Q: Do you still run into "Browncoats" (fans of the short-lived "Firefly") who are also fans of your show "Barney Miller?"
A: Yeah, absolutely, all the time. There have been people around here today who wanted to know if I had any photographs from "Barney Miller." Lots of people have fond memories, so I’m not the only old guy, you know!
Q: What inspires you?
Q: Hope of another project?
A: Actually, I have a little bit more depth than that. My whole life is not about projects, you know (laughs).
Q: You’re a Buddhist.
A: I’ve been a practicing Buddhist for 21 years. It’s the most profound and most correct world view that provides me with answers to all my questions.
Q: How did you go from the Midwest to Hollywood?
A: I didn’t walk (laughs). When I left Evansville, I went to the Guthrie Theater, which is a repertory theater in Minneapolis. I spent four years there. I went out to California in ’72, and it’s home. I live just to the right of the "D" in . . . the Hollywood sign!
Q: "Firefly" is now a cult classic.
A: It’s because there are so many bright, intelligent, warm, savvy people out there.
Q: What is your character, Book, all about?
A: Book is a spiritual man who has a past that is — let’s just say less than spiritual. He’s about encouraging other people to get into their spiritual sides. And at the same time, what’s really great about him is that he’s forceful, but doesn’t beat you up with it. He’s a cool guy. He wears different hats at different times. He’s got a lot of scope.
Q: Do you see the "Firefly" series being revived after "Serenity" hits theaters?
A: I have no idea. I can only hope. The plan is to do more movies, so I hope that is exactly what happens.
Q: One of the comments from the Indianapolis sneak preview was that "Serenity" was "like a Western, like history repeating itself."
A: It’s a Western in space.
Q: Wagon train to the stars? That’s been done before.
A: Joss (Whedon, creator of "Firefly") has broken some barriers before. How do I know it’s a Western? We have horses, dust, rocks and a frontier. It was great.
Q: Is the movie a continuation of the series?
A: No. The movie will be equally accessible to people who saw the series, as well as to people who never saw it. (Whedon) worked it out that way, smartly.

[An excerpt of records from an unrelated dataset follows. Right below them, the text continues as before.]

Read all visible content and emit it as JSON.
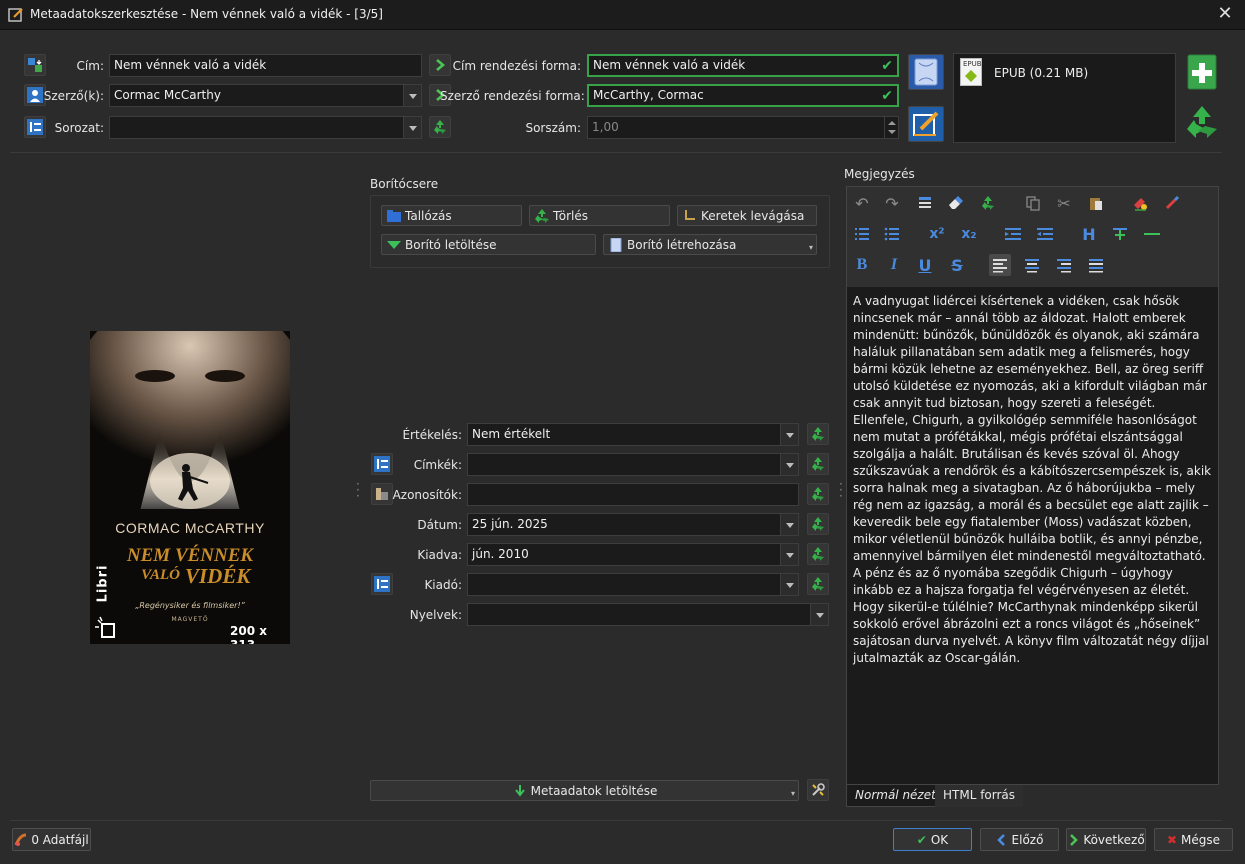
{
  "window": {
    "title": "Metaadatokszerkesztése - Nem vénnek való a vidék - [3/5]"
  },
  "top": {
    "title_label": "Cím:",
    "title_value": "Nem vénnek való a vidék",
    "author_label": "Szerző(k):",
    "author_value": "Cormac McCarthy",
    "series_label": "Sorozat:",
    "series_value": "",
    "title_sort_label": "Cím rendezési forma:",
    "title_sort_value": "Nem vénnek való a vidék",
    "author_sort_label": "Szerző rendezési forma:",
    "author_sort_value": "McCarthy, Cormac",
    "series_index_label": "Sorszám:",
    "series_index_value": "1,00"
  },
  "formats": {
    "items": [
      {
        "label": "EPUB (0.21 MB)",
        "badge": "EPUB"
      }
    ]
  },
  "cover": {
    "group_label": "Borítócsere",
    "browse_label": "Tallózás",
    "delete_label": "Törlés",
    "trim_label": "Keretek levágása",
    "download_label": "Borító letöltése",
    "generate_label": "Borító létrehozása",
    "size_label": "200 x 313",
    "art": {
      "author": "CORMAC McCARTHY",
      "title_line1": "NEM VÉNNEK",
      "title_line2": "VALÓ",
      "title_line3": "VIDÉK",
      "tagline": "„Regénysiker és filmsiker!”",
      "publisher": "MAGVETŐ",
      "brand": "Libri"
    }
  },
  "meta": {
    "rating_label": "Értékelés:",
    "rating_value": "Nem értékelt",
    "tags_label": "Címkék:",
    "tags_value": "",
    "ids_label": "Azonosítók:",
    "ids_value": "",
    "date_label": "Dátum:",
    "date_value": "25 jún. 2025",
    "pub_label": "Kiadva:",
    "pub_value": "jún. 2010",
    "publisher_label": "Kiadó:",
    "publisher_value": "",
    "lang_label": "Nyelvek:",
    "lang_value": ""
  },
  "fetch": {
    "label": "Metaadatok letöltése"
  },
  "comments": {
    "label": "Megjegyzés",
    "text": "A vadnyugat lidércei kísértenek a vidéken, csak hősök nincsenek már – annál több az áldozat. Halott emberek mindenütt: bűnözők, bűnüldözők és olyanok, aki számára haláluk pillanatában sem adatik meg a felismerés, hogy bármi közük lehetne az eseményekhez. Bell, az öreg seriff utolsó küldetése ez nyomozás, aki a kifordult világban már csak annyit tud biztosan, hogy szereti a feleségét. Ellenfele, Chigurh, a gyilkológép semmiféle hasonlóságot nem mutat a prófétákkal, mégis prófétai elszántsággal szolgálja a halált. Brutálisan és kevés szóval öl. Ahogy szűkszavúak a rendőrök és a kábítószercsempészek is, akik sorra halnak meg a sivatagban. Az ő háborújukba – mely rég nem az igazság, a morál és a becsület ege alatt zajlik – keveredik bele egy fiatalember (Moss) vadászat közben, mikor véletlenül bűnözők hulláiba botlik, és annyi pénzbe, amennyivel bármilyen élet mindenestől megváltoztatható. A pénz és az ő nyomába szegődik Chigurh – úgyhogy inkább ez a hajsza forgatja fel végérvényesen az életét. Hogy sikerül-e túlélnie? McCarthynak mindenképp sikerül sokkoló erővel ábrázolni ezt a roncs világot és „hőseinek” sajátosan durva nyelvét. A könyv film változatát négy díjjal jutalmazták az Oscar-gálán.",
    "tab_normal": "Normál nézet",
    "tab_html": "HTML forrás"
  },
  "footer": {
    "datafiles_label": "0 Adatfájl",
    "ok_label": "OK",
    "prev_label": "Előző",
    "next_label": "Következő",
    "cancel_label": "Mégse"
  },
  "colors": {
    "accent_green": "#37a24a",
    "ok_border": "#3f7fd0",
    "cancel_red": "#d0302b"
  }
}
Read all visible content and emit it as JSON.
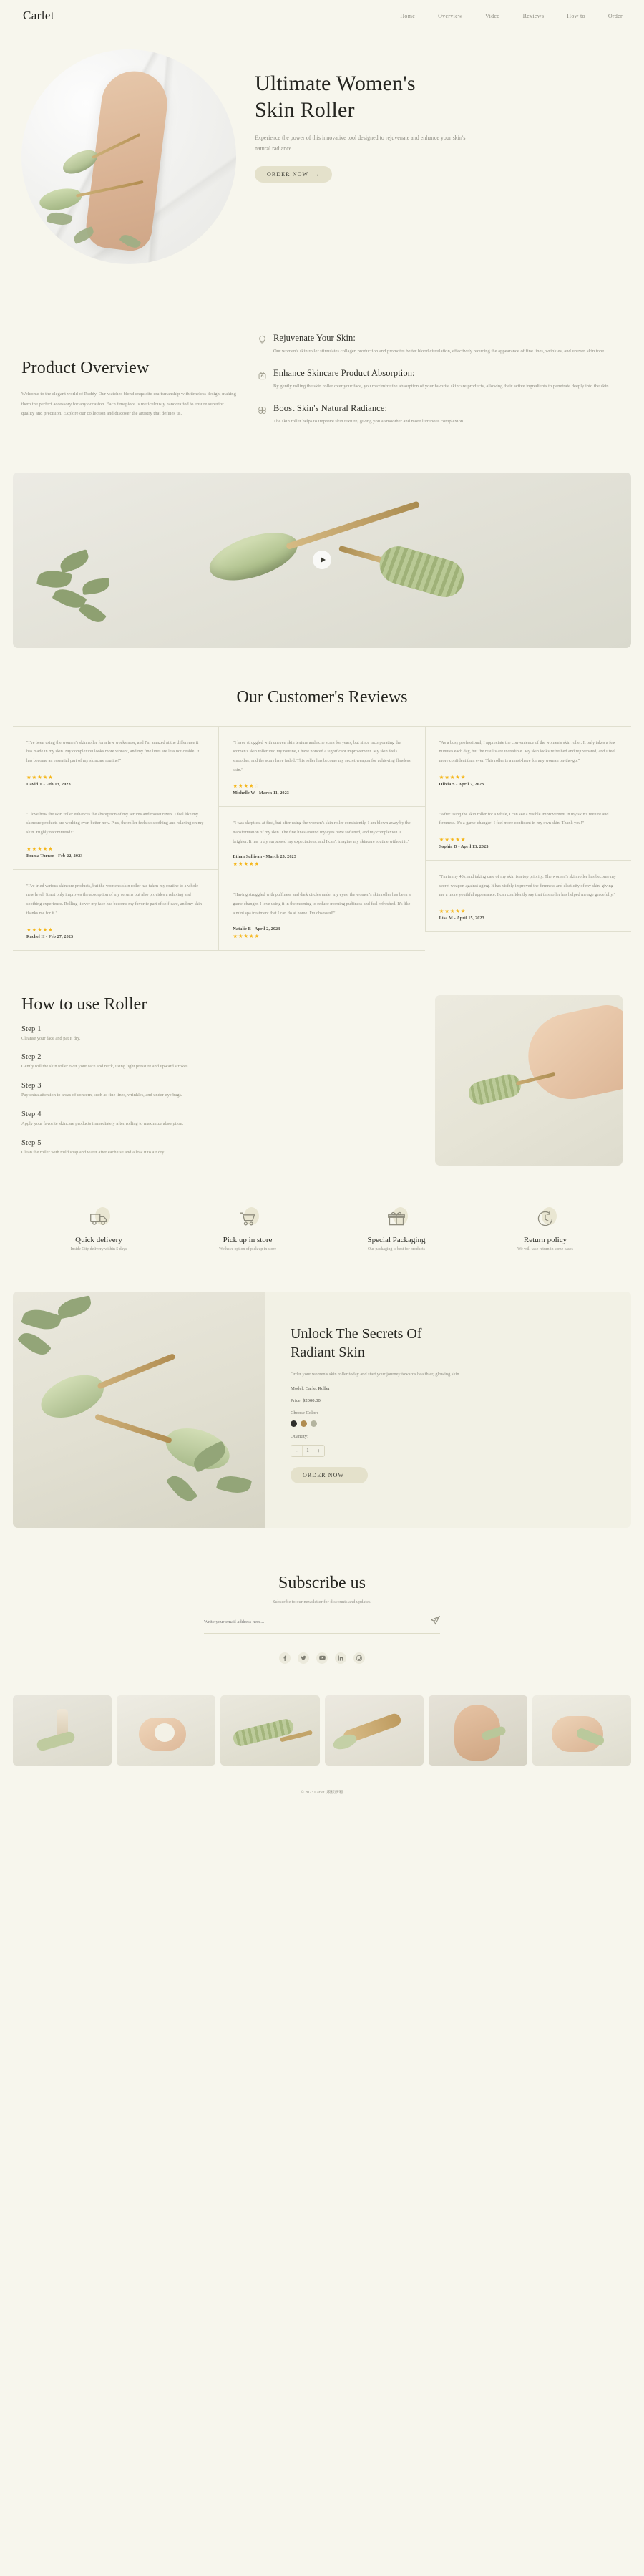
{
  "header": {
    "logo": "Carlet",
    "nav": [
      {
        "label": "Home"
      },
      {
        "label": "Overview"
      },
      {
        "label": "Video"
      },
      {
        "label": "Reviews"
      },
      {
        "label": "How to"
      },
      {
        "label": "Order"
      }
    ]
  },
  "hero": {
    "title_line1": "Ultimate Women's",
    "title_line2": "Skin Roller",
    "subtitle": "Experience the power of this innovative tool designed to rejuvenate and enhance your skin's natural radiance.",
    "cta": "ORDER NOW",
    "cta_arrow": "→"
  },
  "overview": {
    "title": "Product Overview",
    "paragraph": "Welcome to the elegant world of Reddy. Our watches blend exquisite craftsmanship with timeless design, making them the perfect accessory for any occasion. Each timepiece is meticulously handcrafted to ensure superior quality and precision. Explore our collection and discover the artistry that defines us.",
    "features": [
      {
        "icon": "lightbulb-icon",
        "title": "Rejuvenate Your Skin:",
        "text": "Our women's skin roller stimulates collagen production and promotes better blood circulation, effectively reducing the appearance of fine lines, wrinkles, and uneven skin tone."
      },
      {
        "icon": "bag-icon",
        "title": "Enhance Skincare Product Absorption:",
        "text": "By gently rolling the skin roller over your face, you maximize the absorption of your favorite skincare products, allowing their active ingredients to penetrate deeply into the skin."
      },
      {
        "icon": "sparkle-icon",
        "title": "Boost Skin's Natural Radiance:",
        "text": "The skin roller helps to improve skin texture, giving you a smoother and more luminous complexion."
      }
    ]
  },
  "video": {
    "play_label": "play-button"
  },
  "reviews": {
    "title": "Our Customer's Reviews",
    "columns": [
      [
        {
          "text": "\"I've been using the women's skin roller for a few weeks now, and I'm amazed at the difference it has made in my skin. My complexion looks more vibrant, and my fine lines are less noticeable. It has become an essential part of my skincare routine!\"",
          "rating": 5,
          "meta": "David T - Feb 13, 2023",
          "meta_first": false
        },
        {
          "text": "\"I love how the skin roller enhances the absorption of my serums and moisturizers. I feel like my skincare products are working even better now. Plus, the roller feels so soothing and relaxing on my skin. Highly recommend!\"",
          "rating": 5,
          "meta": "Emma Turner - Feb 22, 2023",
          "meta_first": false
        },
        {
          "text": "\"I've tried various skincare products, but the women's skin roller has taken my routine to a whole new level. It not only improves the absorption of my serums but also provides a relaxing and soothing experience. Rolling it over my face has become my favorite part of self-care, and my skin thanks me for it.\"",
          "rating": 5,
          "meta": "Rachel H - Feb 27, 2023",
          "meta_first": false
        }
      ],
      [
        {
          "text": "\"I have struggled with uneven skin texture and acne scars for years, but since incorporating the women's skin roller into my routine, I have noticed a significant improvement. My skin feels smoother, and the scars have faded. This roller has become my secret weapon for achieving flawless skin.\"",
          "rating": 4,
          "meta": "Michelle W - March 11, 2023",
          "meta_first": false
        },
        {
          "text": "\"I was skeptical at first, but after using the women's skin roller consistently, I am blown away by the transformation of my skin. The fine lines around my eyes have softened, and my complexion is brighter. It has truly surpassed my expectations, and I can't imagine my skincare routine without it.\"",
          "rating": 5,
          "meta": "Ethan Sullivan - March 25, 2023",
          "meta_first": true
        },
        {
          "text": "\"Having struggled with puffiness and dark circles under my eyes, the women's skin roller has been a game-changer. I love using it in the morning to reduce morning puffiness and feel refreshed. It's like a mini spa treatment that I can do at home. I'm obsessed!\"",
          "rating": 5,
          "meta": "Natalie B - April 2, 2023",
          "meta_first": true
        }
      ],
      [
        {
          "text": "\"As a busy professional, I appreciate the convenience of the women's skin roller. It only takes a few minutes each day, but the results are incredible. My skin looks refreshed and rejuvenated, and I feel more confident than ever. This roller is a must-have for any woman on-the-go.\"",
          "rating": 5,
          "meta": "Olivia S - April 7, 2023",
          "meta_first": false
        },
        {
          "text": "\"After using the skin roller for a while, I can see a visible improvement in my skin's texture and firmness. It's a game-changer! I feel more confident in my own skin. Thank you!\"",
          "rating": 5,
          "meta": "Sophia D - April 13, 2023",
          "meta_first": false
        },
        {
          "text": "\"I'm in my 40s, and taking care of my skin is a top priority. The women's skin roller has become my secret weapon against aging. It has visibly improved the firmness and elasticity of my skin, giving me a more youthful appearance. I can confidently say that this roller has helped me age gracefully.\"",
          "rating": 5,
          "meta": "Lisa M - April 15, 2023",
          "meta_first": false
        }
      ]
    ]
  },
  "howto": {
    "title": "How to use Roller",
    "steps": [
      {
        "label": "Step 1",
        "text": "Cleanse your face and pat it dry."
      },
      {
        "label": "Step 2",
        "text": "Gently roll the skin roller over your face and neck, using light pressure and upward strokes."
      },
      {
        "label": "Step 3",
        "text": "Pay extra attention to areas of concern, such as fine lines, wrinkles, and under-eye bags."
      },
      {
        "label": "Step 4",
        "text": "Apply your favorite skincare products immediately after rolling to maximize absorption."
      },
      {
        "label": "Step 5",
        "text": "Clean the roller with mild soap and water after each use and allow it to air dry."
      }
    ]
  },
  "services": [
    {
      "icon": "truck-icon",
      "title": "Quick delivery",
      "text": "Inside City delivery within 5 days"
    },
    {
      "icon": "cart-icon",
      "title": "Pick up in store",
      "text": "We have option of pick up in store"
    },
    {
      "icon": "gift-icon",
      "title": "Special Packaging",
      "text": "Our packaging is best for products"
    },
    {
      "icon": "return-icon",
      "title": "Return policy",
      "text": "We will take return in some cases"
    }
  ],
  "unlock": {
    "title_line1": "Unlock The Secrets Of",
    "title_line2": "Radiant Skin",
    "desc": "Order your women's skin roller today and start your journey towards healthier, glowing skin.",
    "model_label": "Model:",
    "model_value": "Carlet Roller",
    "price_label": "Price:",
    "price_value": "$2000.00",
    "color_label": "Choose Color:",
    "colors": [
      "#2f2f2b",
      "#b08c50",
      "#b4b49f"
    ],
    "quantity_label": "Quantity:",
    "qty_minus": "-",
    "qty_value": "1",
    "qty_plus": "+",
    "cta": "ORDER NOW",
    "cta_arrow": "→"
  },
  "subscribe": {
    "title": "Subscribe us",
    "subtitle": "Subscribe to our newsletter for discounts and updates.",
    "placeholder": "Write your email address here...",
    "send_icon": "send-icon",
    "socials": [
      "facebook-icon",
      "twitter-icon",
      "youtube-icon",
      "linkedin-icon",
      "instagram-icon"
    ]
  },
  "footer": {
    "text": "© 2023 Carlet. 版权所有"
  },
  "colors": {
    "background": "#f7f6ed",
    "ink": "#2b2b28",
    "muted": "#8c8b80",
    "button": "#e4e1cb",
    "line": "#e0dfcf",
    "star": "#f5b61a"
  }
}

Q: As an actor, do you feel you have played every role you had a desire to play?
A: Oh no, absolutely not. But I’ve had the good fortune to do a lot of parts that I really really loved. I would love to do Book for more years. And I loved Harris on "Barney Miller." And I can’t tell you the names of other things I’d like to do, but I don’t feel like my work is complete.